There’s a contemplative calming effect to preparing your own marmalade. Here’s how I do it.

Simply wash in soapy water however many Mason jars and lids you estimate you will need (depending on their size—pints, quarts, etc.). Also wash a metal spoon to use for stirring the marmalade and a tool to transfer the finished product into the jars. Sterilize all in enough boiling water to cover the tops of the jars by at least 3 inches. Keep all of this in the hot water until ready to fill while you are making the actual marmalade. You can bring the water back to the boil again just before you are ready to fill the jars.

Assemble a collection of citrus fruits with as varied of colors and sweetness levels as you wish. Wash them well. The pleasurably-focused and somewhat time-consuming part of the process is as follows: Other than for kumquats (with their sweet skin and tart flesh, which simply must be quartered with seeds removed) handle the fruits in the following way: Using a small serrated knife, cut a thin slice from the ends of each of the fruits to allow them to stand firmly on your cutting surface. Using that same small serrated knife, now remove the remaining peel from each of the citrus fruits. Then using a metal spoon, scrape away and discard about half of the pith–the white under-layer–from the peel. Then cut the peel into strips about an inch in length by half-inch wide or thinner if you would prefer. Reserve the fruit and all the juice that you yield in the process.

Now bring all the assembled peel (and quartered kumquats, seeded, if using) to boil in a generous amount of water. Once the mixture is at the boil, reduce to a simmer.  Simmer for about 5 minutes and then drain the peel through a sieve, discarding the water. Repeat the process two times more, discarding the water each time. The goal here is to have citrus peel that is meltingly tender but not disintegrating into a mush. If it is still not tender enough, continue cooking in water. Remember that once the peel is cooked with sugar it tends to toughen–not tenderize–so it is vital that the peel is tender before that point.

Now place a glass or porcelain plate into the freezer which you will be using later to test for adequate thickening of the marmalade.

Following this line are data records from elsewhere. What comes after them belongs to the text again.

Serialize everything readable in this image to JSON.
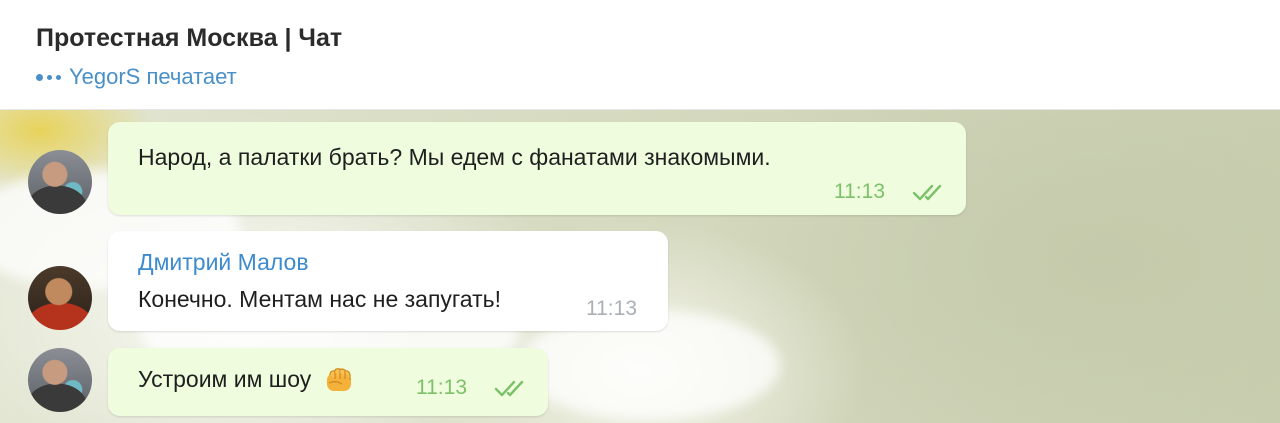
{
  "header": {
    "title": "Протестная Москва | Чат",
    "typing_status": "YegorS печатает"
  },
  "messages": [
    {
      "direction": "outgoing",
      "text": "Народ, а палатки брать? Мы едем с фанатами знакомыми.",
      "time": "11:13",
      "status_icon": "double-check-icon"
    },
    {
      "direction": "incoming",
      "sender": "Дмитрий Малов",
      "text": "Конечно. Ментам нас не запугать!",
      "time": "11:13"
    },
    {
      "direction": "outgoing",
      "text": "Устроим им шоу",
      "emoji": "fist-emoji-icon",
      "time": "11:13",
      "status_icon": "double-check-icon"
    }
  ],
  "colors": {
    "accent": "#3d8bcf",
    "outgoing_bubble": "#effdde",
    "read_check": "#7cc169"
  }
}
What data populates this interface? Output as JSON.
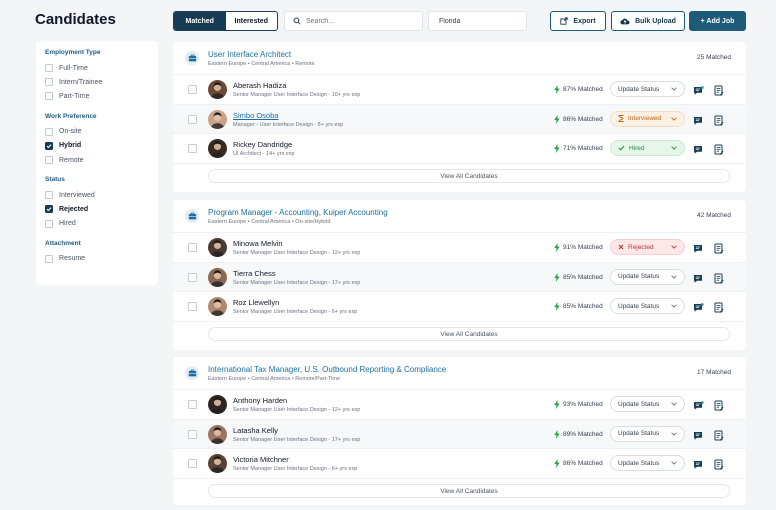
{
  "page": {
    "title": "Candidates"
  },
  "toolbar": {
    "tabs": [
      {
        "label": "Matched",
        "active": true
      },
      {
        "label": "Interested",
        "active": false
      }
    ],
    "search_placeholder": "Search...",
    "location_value": "Florida",
    "export_label": "Export",
    "bulk_upload_label": "Bulk Upload",
    "add_job_label": "+ Add Job"
  },
  "filters": [
    {
      "title": "Employment Type",
      "options": [
        {
          "label": "Full-Time",
          "checked": false
        },
        {
          "label": "Intern/Trainee",
          "checked": false
        },
        {
          "label": "Part-Time",
          "checked": false
        }
      ]
    },
    {
      "title": "Work Preference",
      "options": [
        {
          "label": "On-site",
          "checked": false
        },
        {
          "label": "Hybrid",
          "checked": true
        },
        {
          "label": "Remote",
          "checked": false
        }
      ]
    },
    {
      "title": "Status",
      "options": [
        {
          "label": "Interviewed",
          "checked": false
        },
        {
          "label": "Rejected",
          "checked": true
        },
        {
          "label": "Hired",
          "checked": false
        }
      ]
    },
    {
      "title": "Attachment",
      "options": [
        {
          "label": "Resume",
          "checked": false
        }
      ]
    }
  ],
  "jobs": [
    {
      "title": "User Interface Architect",
      "subtitle": "Eastern Europe • Central America • Remote",
      "matched": "25 Matched",
      "view_all": "View All Candidates",
      "candidates": [
        {
          "name": "Aberash Hadiza",
          "role": "Senior Manager User Interface Design - 10+ yrs exp",
          "match": "87% Matched",
          "status": "Update Status",
          "status_type": "update"
        },
        {
          "name": "Simbo Osoba",
          "role": "Manager - User Interface Design - 8+ yrs exp",
          "match": "86% Matched",
          "status": "Interviewed",
          "status_type": "interviewed"
        },
        {
          "name": "Rickey Dandridge",
          "role": "UI Architect - 14+ yrs exp",
          "match": "71% Matched",
          "status": "Hired",
          "status_type": "hired"
        }
      ]
    },
    {
      "title": "Program Manager - Accounting, Kuiper Accounting",
      "subtitle": "Eastern Europe • Central America • On-site/Hybrid",
      "matched": "42 Matched",
      "view_all": "View All Candidates",
      "candidates": [
        {
          "name": "Minowa Melvin",
          "role": "Senior Manager User Interface Design - 12+ yrs exp",
          "match": "91% Matched",
          "status": "Rejected",
          "status_type": "rejected"
        },
        {
          "name": "Tierra Chess",
          "role": "Senior Manager User Interface Design - 17+ yrs exp",
          "match": "85% Matched",
          "status": "Update Status",
          "status_type": "update"
        },
        {
          "name": "Roz Llewellyn",
          "role": "Senior Manager User Interface Design - 6+ yrs exp",
          "match": "85% Matched",
          "status": "Update Status",
          "status_type": "update"
        }
      ]
    },
    {
      "title": "International Tax Manager, U.S. Outbound Reporting & Compliance",
      "subtitle": "Eastern Europe • Central America • Remote/Part-Time",
      "matched": "17 Matched",
      "view_all": "View All Candidates",
      "candidates": [
        {
          "name": "Anthony Harden",
          "role": "Senior Manager User Interface Design - 12+ yrs exp",
          "match": "93% Matched",
          "status": "Update Status",
          "status_type": "update"
        },
        {
          "name": "Latasha Kelly",
          "role": "Senior Manager User Interface Design - 17+ yrs exp",
          "match": "89% Matched",
          "status": "Update Status",
          "status_type": "update"
        },
        {
          "name": "Victoria Mitchner",
          "role": "Senior Manager User Interface Design - 6+ yrs exp",
          "match": "86% Matched",
          "status": "Update Status",
          "status_type": "update"
        }
      ]
    }
  ],
  "colors": {
    "brand": "#173b52",
    "link": "#1e6fa0",
    "match_bolt": "#22a447"
  }
}
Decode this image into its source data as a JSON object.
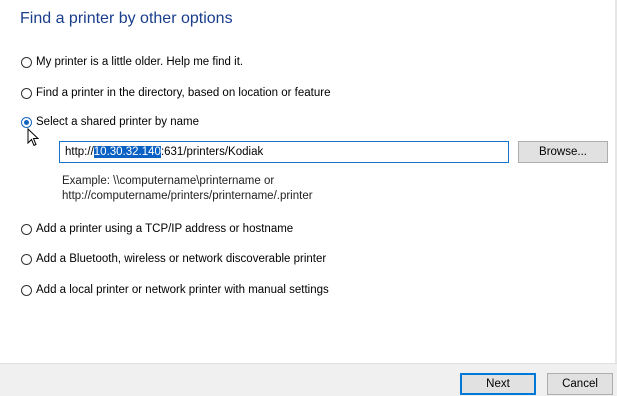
{
  "title": "Find a printer by other options",
  "options": [
    {
      "label": "My printer is a little older. Help me find it.",
      "checked": false
    },
    {
      "label": "Find a printer in the directory, based on location or feature",
      "checked": false
    },
    {
      "label": "Select a shared printer by name",
      "checked": true
    },
    {
      "label": "Add a printer using a TCP/IP address or hostname",
      "checked": false
    },
    {
      "label": "Add a Bluetooth, wireless or network discoverable printer",
      "checked": false
    },
    {
      "label": "Add a local printer or network printer with manual settings",
      "checked": false
    }
  ],
  "shared_printer": {
    "value_prefix": "http://",
    "value_selected": "10.30.32.140",
    "value_suffix": ":631/printers/Kodiak",
    "browse_label": "Browse...",
    "example_line1": "Example: \\\\computername\\printername or",
    "example_line2": "http://computername/printers/printername/.printer"
  },
  "footer": {
    "next_label": "Next",
    "cancel_label": "Cancel"
  },
  "colors": {
    "title": "#1a3e8c",
    "accent": "#0078d7",
    "selection": "#0b62c4"
  }
}
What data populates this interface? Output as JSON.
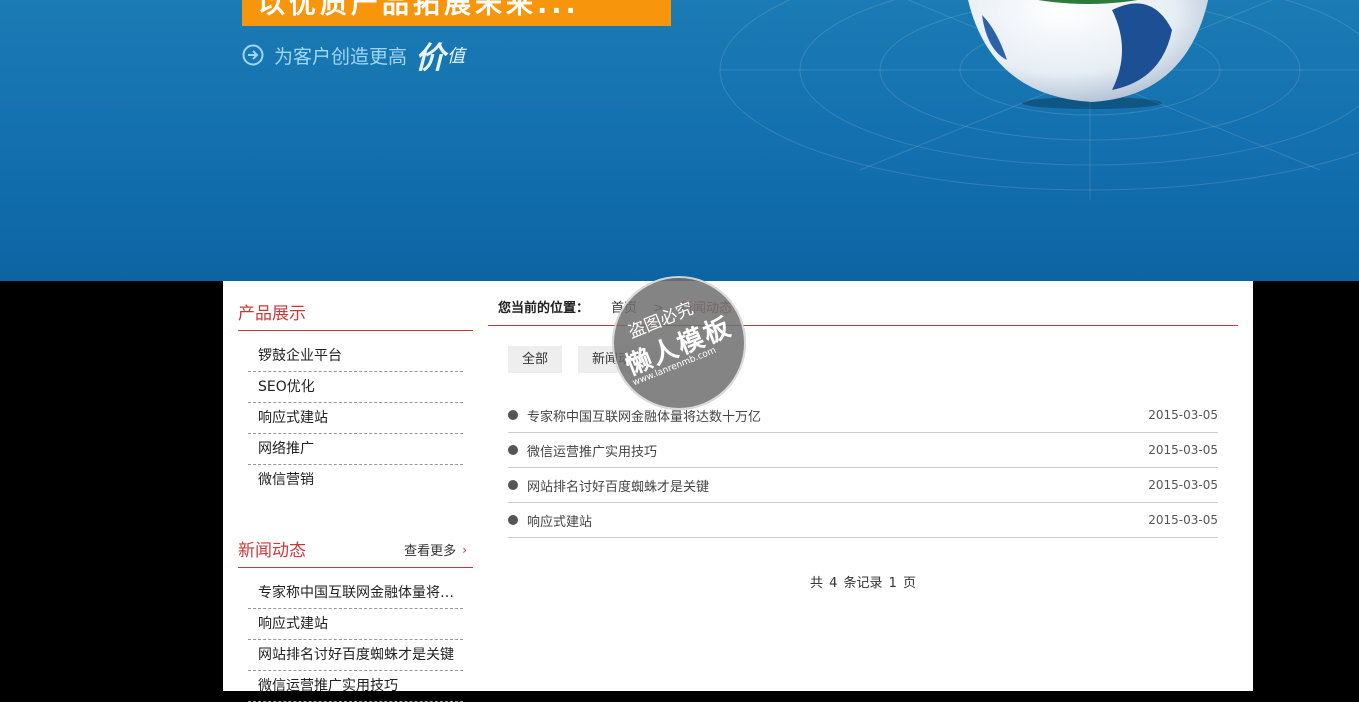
{
  "banner": {
    "headline": "以优质产品拓展未来...",
    "slogan_prefix": "为客户创造更高",
    "slogan_big": "价",
    "slogan_small": "值"
  },
  "sidebar": {
    "products": {
      "title": "产品展示",
      "items": [
        "锣鼓企业平台",
        "SEO优化",
        "响应式建站",
        "网络推广",
        "微信营销"
      ]
    },
    "news": {
      "title": "新闻动态",
      "more_label": "查看更多",
      "items": [
        "专家称中国互联网金融体量将达数十万亿",
        "响应式建站",
        "网站排名讨好百度蜘蛛才是关键",
        "微信运营推广实用技巧"
      ]
    }
  },
  "breadcrumb": {
    "label": "您当前的位置：",
    "home": "首页",
    "separator": ">",
    "current": "新闻动态"
  },
  "tabs": [
    "全部",
    "新闻动态"
  ],
  "news_list": [
    {
      "title": "专家称中国互联网金融体量将达数十万亿",
      "date": "2015-03-05"
    },
    {
      "title": "微信运营推广实用技巧",
      "date": "2015-03-05"
    },
    {
      "title": "网站排名讨好百度蜘蛛才是关键",
      "date": "2015-03-05"
    },
    {
      "title": "响应式建站",
      "date": "2015-03-05"
    }
  ],
  "pager": "共 4 条记录 1 页",
  "watermark": {
    "line1": "盗图必究",
    "line2": "懒人模板",
    "line3": "www.lanrenmb.com"
  },
  "colors": {
    "accent": "#c9393c",
    "banner_blue": "#136fae",
    "headline_orange": "#f7960d"
  }
}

At this point, you are ready to mix the cooked peel with segments of the fruit (removing the segments cleanly by inserting a small sharp knife into the membrane on each side of the fruit segment). Weigh the fruit segments, the now-tender peel, and the juice. Weigh out an equal amount of white sugar and place all into a heavy saucepan. Bring to a boil, stirring constantly to be sure that the mixture does not burn on the bottom or sides of the pot. Be prepared as well to skim off scum and seeds which rise to the top of the mixture as you go. At this point, for each 4 pounds total of fruit, sugar, and juice, add 2 cups of well-brewed tea and bring again to a boil. (Any additional seeds you have missed will most likely float to the top of the scalding mixture and can be carefully removed as you see them emerge.) Continue cooking over a medium-high flame until the mixture reaches approximately 220 degrees F.  Test for adequate thickness by spooning out a bit of the mixture onto the now-well chilled glass or porcelain plate. If the mixture wrinkles when lightly pushed with a finger or a spoon, it is done. If not, continue cooking the mixture and test again.

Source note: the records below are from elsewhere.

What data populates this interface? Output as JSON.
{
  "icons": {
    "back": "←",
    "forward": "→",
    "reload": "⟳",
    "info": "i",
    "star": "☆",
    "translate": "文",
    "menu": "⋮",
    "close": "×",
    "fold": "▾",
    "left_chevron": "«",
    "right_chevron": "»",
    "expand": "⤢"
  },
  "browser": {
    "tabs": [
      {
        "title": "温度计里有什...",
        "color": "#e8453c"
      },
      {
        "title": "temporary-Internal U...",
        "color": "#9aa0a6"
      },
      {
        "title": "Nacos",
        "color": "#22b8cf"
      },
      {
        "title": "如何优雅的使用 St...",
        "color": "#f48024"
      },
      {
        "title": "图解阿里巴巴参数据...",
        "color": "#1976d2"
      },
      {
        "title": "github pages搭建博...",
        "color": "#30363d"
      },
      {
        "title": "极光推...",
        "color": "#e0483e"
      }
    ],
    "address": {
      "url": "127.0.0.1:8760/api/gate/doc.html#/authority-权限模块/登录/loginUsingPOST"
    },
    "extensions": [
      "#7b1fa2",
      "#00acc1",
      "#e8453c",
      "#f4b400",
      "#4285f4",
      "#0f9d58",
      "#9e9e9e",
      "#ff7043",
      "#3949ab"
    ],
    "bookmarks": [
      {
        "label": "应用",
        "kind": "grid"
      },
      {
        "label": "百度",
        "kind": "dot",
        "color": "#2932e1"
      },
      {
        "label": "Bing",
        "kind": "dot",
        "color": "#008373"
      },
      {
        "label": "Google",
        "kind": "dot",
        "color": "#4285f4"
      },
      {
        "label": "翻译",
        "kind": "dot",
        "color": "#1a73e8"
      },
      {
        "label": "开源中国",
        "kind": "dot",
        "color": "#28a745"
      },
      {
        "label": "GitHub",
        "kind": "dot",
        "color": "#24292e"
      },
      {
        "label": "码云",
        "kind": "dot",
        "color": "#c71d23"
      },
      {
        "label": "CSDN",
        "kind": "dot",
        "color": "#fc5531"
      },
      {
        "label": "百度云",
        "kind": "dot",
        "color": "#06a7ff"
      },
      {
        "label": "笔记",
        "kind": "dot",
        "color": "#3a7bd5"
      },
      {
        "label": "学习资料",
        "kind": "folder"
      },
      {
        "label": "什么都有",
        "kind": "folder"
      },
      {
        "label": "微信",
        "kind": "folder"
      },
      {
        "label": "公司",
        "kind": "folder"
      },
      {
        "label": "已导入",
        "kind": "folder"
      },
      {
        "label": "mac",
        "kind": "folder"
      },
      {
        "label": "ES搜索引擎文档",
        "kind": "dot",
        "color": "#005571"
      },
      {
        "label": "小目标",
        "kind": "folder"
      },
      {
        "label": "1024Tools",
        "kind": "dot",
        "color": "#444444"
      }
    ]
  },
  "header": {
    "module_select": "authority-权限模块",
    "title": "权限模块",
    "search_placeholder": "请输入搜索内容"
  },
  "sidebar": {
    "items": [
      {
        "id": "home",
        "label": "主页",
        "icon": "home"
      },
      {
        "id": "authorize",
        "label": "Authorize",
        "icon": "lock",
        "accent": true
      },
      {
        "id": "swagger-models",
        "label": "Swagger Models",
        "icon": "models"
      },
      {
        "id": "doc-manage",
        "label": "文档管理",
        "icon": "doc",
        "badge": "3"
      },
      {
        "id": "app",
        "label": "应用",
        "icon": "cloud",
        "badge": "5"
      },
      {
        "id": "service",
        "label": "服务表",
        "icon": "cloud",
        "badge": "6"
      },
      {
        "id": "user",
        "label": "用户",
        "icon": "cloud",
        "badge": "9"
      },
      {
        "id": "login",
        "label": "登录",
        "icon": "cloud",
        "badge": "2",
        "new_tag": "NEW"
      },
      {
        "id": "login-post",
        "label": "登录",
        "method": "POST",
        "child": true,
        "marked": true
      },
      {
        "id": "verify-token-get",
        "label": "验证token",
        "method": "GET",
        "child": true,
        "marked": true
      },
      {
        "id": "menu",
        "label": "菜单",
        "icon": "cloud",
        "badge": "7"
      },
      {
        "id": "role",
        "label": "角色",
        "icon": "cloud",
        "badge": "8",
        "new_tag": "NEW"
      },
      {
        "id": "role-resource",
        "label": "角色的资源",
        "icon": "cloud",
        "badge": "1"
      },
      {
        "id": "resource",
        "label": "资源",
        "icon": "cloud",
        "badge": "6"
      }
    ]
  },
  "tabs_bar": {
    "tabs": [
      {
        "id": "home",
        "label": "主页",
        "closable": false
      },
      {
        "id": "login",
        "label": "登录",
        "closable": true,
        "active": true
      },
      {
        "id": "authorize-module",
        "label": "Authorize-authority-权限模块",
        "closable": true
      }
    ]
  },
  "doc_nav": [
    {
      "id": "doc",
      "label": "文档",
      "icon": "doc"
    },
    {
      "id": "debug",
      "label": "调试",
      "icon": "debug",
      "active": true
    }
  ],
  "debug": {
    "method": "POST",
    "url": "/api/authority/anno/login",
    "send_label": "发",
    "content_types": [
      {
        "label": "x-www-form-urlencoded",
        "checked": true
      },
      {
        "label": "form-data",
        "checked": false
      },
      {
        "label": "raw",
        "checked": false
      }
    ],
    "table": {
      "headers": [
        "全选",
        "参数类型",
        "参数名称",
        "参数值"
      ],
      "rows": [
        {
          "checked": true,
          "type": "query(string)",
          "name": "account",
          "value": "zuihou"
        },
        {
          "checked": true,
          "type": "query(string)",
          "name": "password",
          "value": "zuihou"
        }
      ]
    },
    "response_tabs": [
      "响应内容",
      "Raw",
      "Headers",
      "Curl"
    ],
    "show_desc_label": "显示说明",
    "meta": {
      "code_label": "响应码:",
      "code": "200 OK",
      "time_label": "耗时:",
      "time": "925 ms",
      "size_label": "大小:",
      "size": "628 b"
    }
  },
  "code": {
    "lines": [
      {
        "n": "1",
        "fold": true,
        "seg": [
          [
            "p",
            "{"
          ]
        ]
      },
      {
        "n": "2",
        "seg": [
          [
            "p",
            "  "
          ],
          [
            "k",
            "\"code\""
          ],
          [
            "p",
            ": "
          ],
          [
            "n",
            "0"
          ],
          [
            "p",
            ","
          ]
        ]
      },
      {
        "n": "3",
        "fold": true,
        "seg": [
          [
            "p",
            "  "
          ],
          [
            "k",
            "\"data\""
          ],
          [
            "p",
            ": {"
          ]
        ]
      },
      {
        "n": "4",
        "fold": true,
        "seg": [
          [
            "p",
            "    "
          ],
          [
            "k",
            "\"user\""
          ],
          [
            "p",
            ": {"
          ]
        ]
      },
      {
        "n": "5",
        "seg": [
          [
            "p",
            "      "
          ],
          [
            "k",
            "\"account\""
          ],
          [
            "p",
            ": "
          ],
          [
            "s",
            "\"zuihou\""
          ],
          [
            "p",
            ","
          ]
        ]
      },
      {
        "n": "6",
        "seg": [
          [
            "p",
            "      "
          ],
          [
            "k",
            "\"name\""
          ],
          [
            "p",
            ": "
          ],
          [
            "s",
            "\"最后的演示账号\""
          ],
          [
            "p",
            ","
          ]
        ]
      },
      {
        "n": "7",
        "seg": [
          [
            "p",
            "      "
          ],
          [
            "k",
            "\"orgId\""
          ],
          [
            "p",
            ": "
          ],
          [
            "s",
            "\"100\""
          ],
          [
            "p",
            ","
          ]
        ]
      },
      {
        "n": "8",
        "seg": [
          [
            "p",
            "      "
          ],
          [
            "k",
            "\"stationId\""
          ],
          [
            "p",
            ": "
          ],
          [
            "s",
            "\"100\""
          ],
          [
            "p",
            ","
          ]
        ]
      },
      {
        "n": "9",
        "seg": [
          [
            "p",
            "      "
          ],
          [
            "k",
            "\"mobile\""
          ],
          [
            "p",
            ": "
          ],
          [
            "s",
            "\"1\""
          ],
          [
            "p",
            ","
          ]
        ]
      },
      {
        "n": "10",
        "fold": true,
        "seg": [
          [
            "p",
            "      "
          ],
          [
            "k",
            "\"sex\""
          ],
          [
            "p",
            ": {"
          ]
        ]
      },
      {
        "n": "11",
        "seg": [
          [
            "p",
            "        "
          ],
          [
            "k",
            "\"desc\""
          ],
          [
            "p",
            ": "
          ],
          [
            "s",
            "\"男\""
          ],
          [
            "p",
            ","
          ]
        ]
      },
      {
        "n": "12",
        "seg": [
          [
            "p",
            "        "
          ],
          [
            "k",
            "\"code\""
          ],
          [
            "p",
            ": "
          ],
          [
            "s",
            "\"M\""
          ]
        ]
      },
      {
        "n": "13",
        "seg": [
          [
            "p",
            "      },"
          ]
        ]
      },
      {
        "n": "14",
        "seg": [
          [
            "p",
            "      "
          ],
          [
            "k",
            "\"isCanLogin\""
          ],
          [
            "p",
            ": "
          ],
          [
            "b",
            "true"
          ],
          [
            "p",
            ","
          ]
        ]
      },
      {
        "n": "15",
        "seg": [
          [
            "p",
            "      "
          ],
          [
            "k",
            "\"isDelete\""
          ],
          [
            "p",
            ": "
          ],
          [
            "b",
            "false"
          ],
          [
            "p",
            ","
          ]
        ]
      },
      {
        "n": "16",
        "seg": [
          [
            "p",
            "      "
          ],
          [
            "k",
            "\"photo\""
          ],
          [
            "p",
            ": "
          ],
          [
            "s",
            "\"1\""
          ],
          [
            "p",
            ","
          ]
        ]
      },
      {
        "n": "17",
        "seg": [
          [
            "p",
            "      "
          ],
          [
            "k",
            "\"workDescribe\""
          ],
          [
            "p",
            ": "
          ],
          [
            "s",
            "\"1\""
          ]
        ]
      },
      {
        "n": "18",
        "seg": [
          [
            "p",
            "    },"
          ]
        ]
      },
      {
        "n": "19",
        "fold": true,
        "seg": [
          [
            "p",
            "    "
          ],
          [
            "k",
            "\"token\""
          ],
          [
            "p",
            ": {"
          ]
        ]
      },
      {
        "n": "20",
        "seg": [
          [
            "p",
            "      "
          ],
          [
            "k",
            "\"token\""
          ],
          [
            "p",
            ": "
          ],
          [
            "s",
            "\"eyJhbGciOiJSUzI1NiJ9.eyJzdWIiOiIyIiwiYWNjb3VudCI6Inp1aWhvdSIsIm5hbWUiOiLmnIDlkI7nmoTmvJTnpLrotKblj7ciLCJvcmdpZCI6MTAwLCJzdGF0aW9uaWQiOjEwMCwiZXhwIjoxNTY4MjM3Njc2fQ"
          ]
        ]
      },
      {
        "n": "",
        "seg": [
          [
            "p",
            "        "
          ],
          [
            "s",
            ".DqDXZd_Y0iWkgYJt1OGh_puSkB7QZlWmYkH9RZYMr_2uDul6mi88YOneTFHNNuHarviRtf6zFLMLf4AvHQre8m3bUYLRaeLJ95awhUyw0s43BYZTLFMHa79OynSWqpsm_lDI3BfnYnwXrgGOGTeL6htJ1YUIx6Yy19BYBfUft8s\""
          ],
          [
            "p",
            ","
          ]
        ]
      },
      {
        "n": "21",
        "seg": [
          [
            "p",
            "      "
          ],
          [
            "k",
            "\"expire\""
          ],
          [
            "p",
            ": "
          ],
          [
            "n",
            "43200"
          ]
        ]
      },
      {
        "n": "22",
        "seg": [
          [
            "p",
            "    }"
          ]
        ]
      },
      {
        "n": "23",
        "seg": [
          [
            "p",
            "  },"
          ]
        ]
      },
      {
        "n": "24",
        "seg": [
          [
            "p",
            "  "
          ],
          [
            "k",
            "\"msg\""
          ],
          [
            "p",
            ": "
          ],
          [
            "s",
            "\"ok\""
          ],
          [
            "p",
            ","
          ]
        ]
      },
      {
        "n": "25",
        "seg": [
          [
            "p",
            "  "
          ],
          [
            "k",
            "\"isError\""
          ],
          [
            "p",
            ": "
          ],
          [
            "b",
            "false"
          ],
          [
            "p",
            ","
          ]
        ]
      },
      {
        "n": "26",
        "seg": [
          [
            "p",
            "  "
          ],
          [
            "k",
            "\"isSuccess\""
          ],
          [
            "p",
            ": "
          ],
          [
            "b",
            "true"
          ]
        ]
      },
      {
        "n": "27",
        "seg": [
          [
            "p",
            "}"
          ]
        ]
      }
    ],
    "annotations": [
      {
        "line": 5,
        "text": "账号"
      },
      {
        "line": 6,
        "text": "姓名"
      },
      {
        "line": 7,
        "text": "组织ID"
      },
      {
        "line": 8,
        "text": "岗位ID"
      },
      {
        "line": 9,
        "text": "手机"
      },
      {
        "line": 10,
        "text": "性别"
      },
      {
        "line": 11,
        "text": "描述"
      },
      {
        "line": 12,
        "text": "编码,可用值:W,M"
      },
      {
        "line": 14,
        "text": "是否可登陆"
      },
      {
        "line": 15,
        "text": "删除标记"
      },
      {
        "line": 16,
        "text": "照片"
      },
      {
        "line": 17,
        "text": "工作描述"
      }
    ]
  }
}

When done, retrieve the sterilized glass jars from their hot water bath, using tongs designed for this purpose. Then using a sterilized metal spoon or ladle, fill the prepared jars with the hot marmalade to ½ inch below the top rim of the jar, screw on flat lids and rings, and then place the filled jars into a canning rack set into a large pot of enough boiling water to cover the jars by 3 inches. Boil for 10 minutes and then carefully remove the jars from the pot. Place on a countertop lined with a clean dish towel and let cool. Label and date them. Store in a cool, dark place until ready to enjoy and gift freely. Morning toast never had it so good!

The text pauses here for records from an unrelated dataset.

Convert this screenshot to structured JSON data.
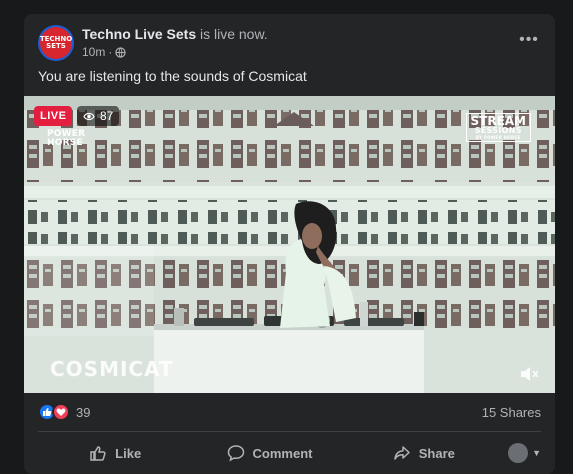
{
  "post": {
    "page_name": "Techno Live Sets",
    "status_text": " is live now.",
    "time": "10m",
    "separator": " · ",
    "avatar_text": "TECHNO SETS",
    "more_label": "•••",
    "text": "You are listening to the sounds of Cosmicat"
  },
  "video": {
    "live_label": "LIVE",
    "viewer_count": "87",
    "brand_left_line1": "POWER",
    "brand_left_line2": "HORSE",
    "brand_right_title": "STREAM",
    "brand_right_sub": "SESSIONS",
    "brand_right_by": "BY POWER HORSE",
    "artist": "COSMICAT"
  },
  "stats": {
    "reaction_count": "39",
    "shares": "15 Shares"
  },
  "actions": [
    {
      "label": "Like",
      "icon": "thumbs-up-icon"
    },
    {
      "label": "Comment",
      "icon": "comment-icon"
    },
    {
      "label": "Share",
      "icon": "share-icon"
    }
  ],
  "colors": {
    "background": "#18191a",
    "card": "#242526",
    "live_red": "#e41e3f",
    "like_blue": "#1877f2",
    "love_red": "#f33e58",
    "text_primary": "#e4e6eb",
    "text_secondary": "#b0b3b8"
  }
}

Image provided by author and is copyright to Lauren Wemischner